It was one of those awful moments, the loss of a kid with such a bright future. But it’s also not the first time the Little North has taken a life.
According to Statesman Journal records, seven people have drowned in the Little North since 1999, the majority at Three Pools, Salmon Falls and Little North Fork parks. (It was unclear in some cases exactly where the accident occurred on the Little North).
Beautiful as those emerald pools on the Little North might seem, the reality is that the water is cold and swift. Add to that the high number of visitors, the number who jump off the rocks and occasional alcohol consumption, and you have the chance for accidents.
Even so, one of the things that has always surprised me is that victims come from every walk of life. We’re not just talking about teenagers and 20-somethings acting “young and dumb.”
More frequently, it’s one misstep, and not an obvious one — a small mistake in the worst possible moment — that causes tragedy. And contrary to popular belief, many of the victims are experts in their field.
Almost exactly one year ago, Salem said goodbye to Kinley Adams, a local dentist who died in a climbing accident on Mount Hood. A more experienced and skilled climber would be difficult to find. He was a member of ski patrol, a climb leader and was in training for an expedition into the Himalayas.
In the end, that didn’t matter.
Just a few weeks ago, the body of well-known outdoor author Karen Sykes — who wrote the literal book on hiking the northwest — was found in the Owyhigh Lakes area near Mount Rainier. It’s believed she died of hypothermia.
“She was extremely experienced, but experience has nothing to do with any of it,” Kim Brown, who hiked with Sykes, told the Seattle Times. “The mountains are big. There’s a lot going on.”
Risk is part of experiencing Oregon’s great outdoors — and it applies to everyone.
Oregon is a beautiful place, full of almost unmatched possibilities for recreation. But it’s also important to remember that no skill level, amount of experience or strength puts you above nature.
Zach Urness has been an outdoors writer, photographer and videographer in Oregon for six years. Reach him at zurness@ StatesmanJournal.com or (503) 399-6801.
American Red Cross swimming safety tips
1) Swim in designated areas supervised by lifeguards.
2) Always swim with a buddy; do not allow anyone to swim alone.

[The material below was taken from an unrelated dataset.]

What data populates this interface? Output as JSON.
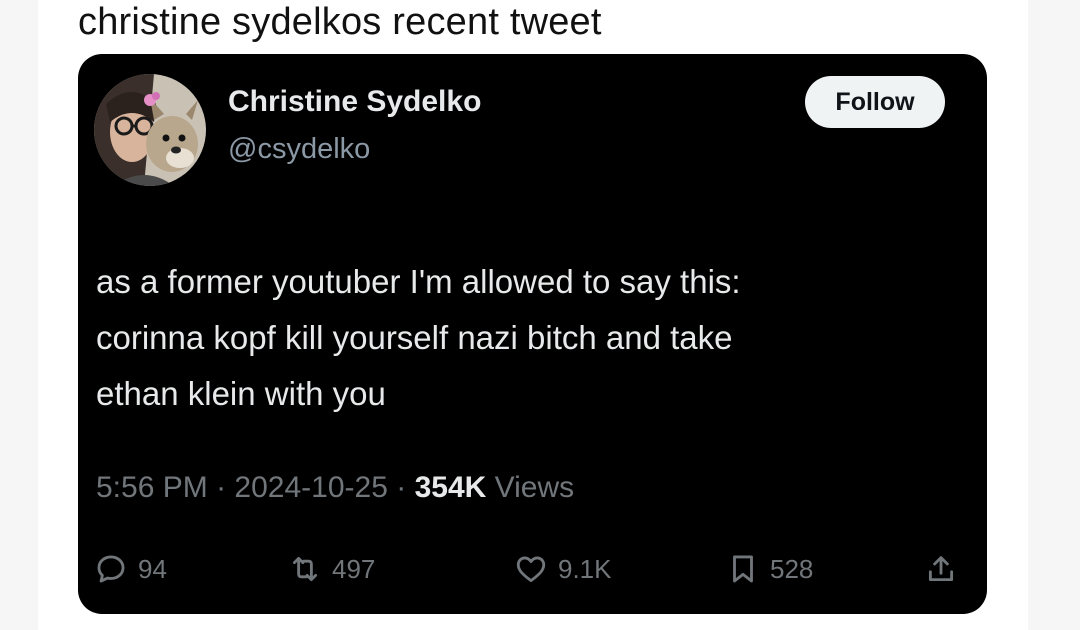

3) Never leave a young child unattended near water and do not trust a child’s life to another child; teach children to always ask permission to go near water.
4) Have young children or inexperienced swimmers wear U.S. Coast Guard-approved life jackets around water, but do not rely on life jackets alone.
5) Maintain constant supervision.
6) Make sure everyone in your family learns to swim well.
7) If you have a pool, secure it with appropriate barriers. Many children who drown in home pools were out of sight for less than five minutes and in the care of one or both parents at the time.
8) Avoid distractions when supervising children around water.
9) If a child is missing, check the water first. Seconds count in preventing death or disability.
10) Have appropriate equipment, such as reaching or throwing equipment, a cell phone, life jackets and a first aid kit.
11) Enroll in Red Cross home pool safety, water safety, first aid and CPR/AED courses to learn how to prevent and respond to emergencies.
12) Drink plenty of water regularly, even if you’re not thirsty. Avoid drinks with alcohol or caffeine in them.
Knowing how to swim is the first line of defense in the water and making sure that your family and you know how to swim well can keep water tragedies from becoming a reality. However, it is important to understand that even the strongest swimmers can easily become tired in the water very quickly especially after drinking alcohol and eating heavy meals. Know what your own limitations are and listen to what your body is telling you; if you realize that you are becoming fatigued, get out of the water and take a rest.
Shared by the Silverton Fire District